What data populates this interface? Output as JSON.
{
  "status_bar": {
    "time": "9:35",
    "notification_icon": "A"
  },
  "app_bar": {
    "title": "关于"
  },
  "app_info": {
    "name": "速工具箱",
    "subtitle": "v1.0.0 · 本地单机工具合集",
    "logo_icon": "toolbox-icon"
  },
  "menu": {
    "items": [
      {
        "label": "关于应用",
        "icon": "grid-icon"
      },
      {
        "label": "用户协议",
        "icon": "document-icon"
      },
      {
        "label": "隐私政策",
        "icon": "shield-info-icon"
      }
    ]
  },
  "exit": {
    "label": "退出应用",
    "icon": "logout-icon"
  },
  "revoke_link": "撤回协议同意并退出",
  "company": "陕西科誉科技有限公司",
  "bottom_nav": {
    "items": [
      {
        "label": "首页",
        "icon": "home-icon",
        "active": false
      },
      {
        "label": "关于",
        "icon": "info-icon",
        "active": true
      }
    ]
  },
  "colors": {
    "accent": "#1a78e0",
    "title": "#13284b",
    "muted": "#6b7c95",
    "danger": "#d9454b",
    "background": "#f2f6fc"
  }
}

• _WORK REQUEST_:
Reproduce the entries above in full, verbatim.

• _ANSWER TO THE PROBLEM_:
What data populates this interface? Output as JSON.
{
  "status_bar": {
    "time": "9:35",
    "notification_icon": "A"
  },
  "app_bar": {
    "title": "关于"
  },
  "app_info": {
    "name": "速工具箱",
    "subtitle": "v1.0.0 · 本地单机工具合集",
    "logo_icon": "toolbox-icon"
  },
  "menu": {
    "items": [
      {
        "label": "关于应用",
        "icon": "grid-icon"
      },
      {
        "label": "用户协议",
        "icon": "document-icon"
      },
      {
        "label": "隐私政策",
        "icon": "shield-info-icon"
      }
    ]
  },
  "exit": {
    "label": "退出应用",
    "icon": "logout-icon"
  },
  "revoke_link": "撤回协议同意并退出",
  "company": "陕西科誉科技有限公司",
  "bottom_nav": {
    "items": [
      {
        "label": "首页",
        "icon": "home-icon",
        "active": false
      },
      {
        "label": "关于",
        "icon": "info-icon",
        "active": true
      }
    ]
  },
  "colors": {
    "accent": "#1a78e0",
    "title": "#13284b",
    "muted": "#6b7c95",
    "danger": "#d9454b",
    "background": "#f2f6fc"
  }
}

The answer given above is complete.